Work item >> Within the data below, tally the lines that contain "görüntüleme" and state only the total.
━━━━
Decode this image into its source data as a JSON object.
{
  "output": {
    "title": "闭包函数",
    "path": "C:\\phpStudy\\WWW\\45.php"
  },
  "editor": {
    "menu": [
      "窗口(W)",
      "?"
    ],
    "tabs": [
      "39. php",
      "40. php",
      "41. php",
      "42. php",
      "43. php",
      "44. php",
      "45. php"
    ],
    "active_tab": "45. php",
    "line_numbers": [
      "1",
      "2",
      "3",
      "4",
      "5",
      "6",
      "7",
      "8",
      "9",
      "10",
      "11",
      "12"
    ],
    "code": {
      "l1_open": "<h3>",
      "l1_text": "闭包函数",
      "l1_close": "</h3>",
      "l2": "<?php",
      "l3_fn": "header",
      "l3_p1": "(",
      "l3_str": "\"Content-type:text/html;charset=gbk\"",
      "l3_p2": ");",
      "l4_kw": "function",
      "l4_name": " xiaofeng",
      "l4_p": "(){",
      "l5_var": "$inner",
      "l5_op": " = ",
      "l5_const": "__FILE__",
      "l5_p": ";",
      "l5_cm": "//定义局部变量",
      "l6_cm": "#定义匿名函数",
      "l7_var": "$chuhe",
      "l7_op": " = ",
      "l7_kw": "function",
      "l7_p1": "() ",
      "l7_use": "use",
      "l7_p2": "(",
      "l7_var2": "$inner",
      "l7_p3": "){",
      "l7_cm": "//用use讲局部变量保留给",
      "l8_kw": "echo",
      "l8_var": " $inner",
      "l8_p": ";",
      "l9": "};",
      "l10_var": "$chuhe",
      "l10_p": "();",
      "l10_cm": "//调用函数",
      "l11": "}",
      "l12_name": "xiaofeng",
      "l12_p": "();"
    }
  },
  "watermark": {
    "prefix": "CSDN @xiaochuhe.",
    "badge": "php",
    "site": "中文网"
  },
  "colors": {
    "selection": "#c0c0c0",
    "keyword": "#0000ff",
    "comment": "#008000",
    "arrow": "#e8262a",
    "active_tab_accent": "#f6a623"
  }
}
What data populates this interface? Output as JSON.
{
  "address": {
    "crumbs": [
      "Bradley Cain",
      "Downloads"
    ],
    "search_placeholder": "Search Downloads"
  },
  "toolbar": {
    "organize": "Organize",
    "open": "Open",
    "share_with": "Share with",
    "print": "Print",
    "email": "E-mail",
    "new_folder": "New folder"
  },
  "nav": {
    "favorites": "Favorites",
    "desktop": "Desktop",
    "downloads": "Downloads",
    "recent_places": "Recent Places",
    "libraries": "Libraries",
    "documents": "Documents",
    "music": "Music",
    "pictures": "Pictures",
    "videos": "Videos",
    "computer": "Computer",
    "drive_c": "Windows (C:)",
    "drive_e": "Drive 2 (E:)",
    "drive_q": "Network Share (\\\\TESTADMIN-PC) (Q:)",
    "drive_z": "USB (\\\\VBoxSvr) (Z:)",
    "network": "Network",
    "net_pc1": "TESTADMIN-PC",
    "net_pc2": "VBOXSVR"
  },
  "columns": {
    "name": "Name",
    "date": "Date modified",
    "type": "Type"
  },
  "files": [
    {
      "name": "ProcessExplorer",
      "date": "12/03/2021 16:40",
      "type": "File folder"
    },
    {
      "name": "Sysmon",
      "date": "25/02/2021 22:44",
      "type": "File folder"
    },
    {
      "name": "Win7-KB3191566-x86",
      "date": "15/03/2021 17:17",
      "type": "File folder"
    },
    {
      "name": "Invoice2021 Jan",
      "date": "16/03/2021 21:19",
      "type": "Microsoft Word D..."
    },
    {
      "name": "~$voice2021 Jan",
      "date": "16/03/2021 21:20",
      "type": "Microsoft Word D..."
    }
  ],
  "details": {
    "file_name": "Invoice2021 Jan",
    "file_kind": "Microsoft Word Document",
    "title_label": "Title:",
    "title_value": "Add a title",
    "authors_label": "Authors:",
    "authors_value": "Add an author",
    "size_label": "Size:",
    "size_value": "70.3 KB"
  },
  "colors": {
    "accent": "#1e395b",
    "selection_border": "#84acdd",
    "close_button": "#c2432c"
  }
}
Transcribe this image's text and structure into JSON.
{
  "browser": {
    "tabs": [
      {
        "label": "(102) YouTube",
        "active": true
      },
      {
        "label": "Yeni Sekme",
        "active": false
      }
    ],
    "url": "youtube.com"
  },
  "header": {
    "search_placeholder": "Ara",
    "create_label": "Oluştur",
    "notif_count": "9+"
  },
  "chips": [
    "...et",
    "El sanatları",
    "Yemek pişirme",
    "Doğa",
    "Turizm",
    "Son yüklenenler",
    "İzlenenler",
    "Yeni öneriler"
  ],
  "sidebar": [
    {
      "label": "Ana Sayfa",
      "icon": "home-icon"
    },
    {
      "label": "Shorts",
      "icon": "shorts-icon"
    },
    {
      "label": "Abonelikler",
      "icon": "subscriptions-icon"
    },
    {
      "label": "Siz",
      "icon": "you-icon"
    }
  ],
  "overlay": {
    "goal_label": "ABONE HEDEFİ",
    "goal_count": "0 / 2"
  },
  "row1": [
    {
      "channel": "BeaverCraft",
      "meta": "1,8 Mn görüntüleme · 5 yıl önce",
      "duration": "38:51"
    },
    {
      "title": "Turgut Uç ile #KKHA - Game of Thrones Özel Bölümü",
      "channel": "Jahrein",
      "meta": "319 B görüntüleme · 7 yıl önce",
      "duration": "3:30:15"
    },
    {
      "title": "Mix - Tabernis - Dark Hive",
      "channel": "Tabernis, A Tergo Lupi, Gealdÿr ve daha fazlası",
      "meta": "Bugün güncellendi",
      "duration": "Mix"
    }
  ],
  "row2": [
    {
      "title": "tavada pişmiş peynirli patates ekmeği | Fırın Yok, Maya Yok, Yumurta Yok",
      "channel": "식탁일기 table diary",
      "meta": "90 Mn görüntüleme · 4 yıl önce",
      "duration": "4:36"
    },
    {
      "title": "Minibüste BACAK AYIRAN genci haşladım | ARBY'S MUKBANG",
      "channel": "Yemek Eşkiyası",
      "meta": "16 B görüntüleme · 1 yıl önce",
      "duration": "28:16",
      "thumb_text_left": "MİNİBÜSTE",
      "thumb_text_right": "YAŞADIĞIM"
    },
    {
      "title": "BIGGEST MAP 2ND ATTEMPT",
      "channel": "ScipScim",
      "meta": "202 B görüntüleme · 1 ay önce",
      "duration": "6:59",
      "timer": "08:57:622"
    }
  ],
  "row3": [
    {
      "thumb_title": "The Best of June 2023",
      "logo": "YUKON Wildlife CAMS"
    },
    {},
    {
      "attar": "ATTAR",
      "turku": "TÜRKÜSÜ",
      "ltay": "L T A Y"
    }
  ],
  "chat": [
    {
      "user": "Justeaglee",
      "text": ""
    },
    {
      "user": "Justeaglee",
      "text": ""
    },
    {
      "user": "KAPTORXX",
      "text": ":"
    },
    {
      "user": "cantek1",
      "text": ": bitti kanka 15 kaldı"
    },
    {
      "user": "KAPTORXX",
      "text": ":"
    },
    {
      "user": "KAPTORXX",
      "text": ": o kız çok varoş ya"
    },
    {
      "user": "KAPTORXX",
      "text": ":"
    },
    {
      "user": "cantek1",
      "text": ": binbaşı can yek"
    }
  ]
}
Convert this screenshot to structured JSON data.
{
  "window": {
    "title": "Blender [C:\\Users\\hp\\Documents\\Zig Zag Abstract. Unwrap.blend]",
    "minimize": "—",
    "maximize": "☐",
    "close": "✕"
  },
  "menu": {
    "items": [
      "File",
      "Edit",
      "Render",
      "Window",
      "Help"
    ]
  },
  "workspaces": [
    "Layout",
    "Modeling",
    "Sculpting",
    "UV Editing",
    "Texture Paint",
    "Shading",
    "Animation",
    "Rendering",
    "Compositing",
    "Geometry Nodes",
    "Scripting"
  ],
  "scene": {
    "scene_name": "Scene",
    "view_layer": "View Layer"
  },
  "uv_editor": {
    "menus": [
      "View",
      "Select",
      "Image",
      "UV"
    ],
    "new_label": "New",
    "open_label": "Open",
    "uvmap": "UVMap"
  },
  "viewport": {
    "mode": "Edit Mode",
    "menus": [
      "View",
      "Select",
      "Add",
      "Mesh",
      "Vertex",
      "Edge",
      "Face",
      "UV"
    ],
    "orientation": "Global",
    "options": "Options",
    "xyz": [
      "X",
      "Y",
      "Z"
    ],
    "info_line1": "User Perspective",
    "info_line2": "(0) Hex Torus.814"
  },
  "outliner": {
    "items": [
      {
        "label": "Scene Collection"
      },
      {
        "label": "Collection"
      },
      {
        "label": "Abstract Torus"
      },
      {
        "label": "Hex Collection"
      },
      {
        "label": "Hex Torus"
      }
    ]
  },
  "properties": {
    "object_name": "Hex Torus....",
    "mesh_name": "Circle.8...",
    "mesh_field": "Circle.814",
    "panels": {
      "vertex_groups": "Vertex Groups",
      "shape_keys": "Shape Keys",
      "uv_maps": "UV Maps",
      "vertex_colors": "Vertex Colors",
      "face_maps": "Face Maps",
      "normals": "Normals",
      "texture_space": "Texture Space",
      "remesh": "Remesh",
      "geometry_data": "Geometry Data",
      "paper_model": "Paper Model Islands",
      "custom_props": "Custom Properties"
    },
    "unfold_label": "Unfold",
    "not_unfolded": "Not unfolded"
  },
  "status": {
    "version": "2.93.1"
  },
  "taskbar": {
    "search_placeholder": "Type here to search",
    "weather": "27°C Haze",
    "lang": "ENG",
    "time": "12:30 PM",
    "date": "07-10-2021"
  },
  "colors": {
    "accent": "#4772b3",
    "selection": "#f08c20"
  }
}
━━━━
Response below >> 5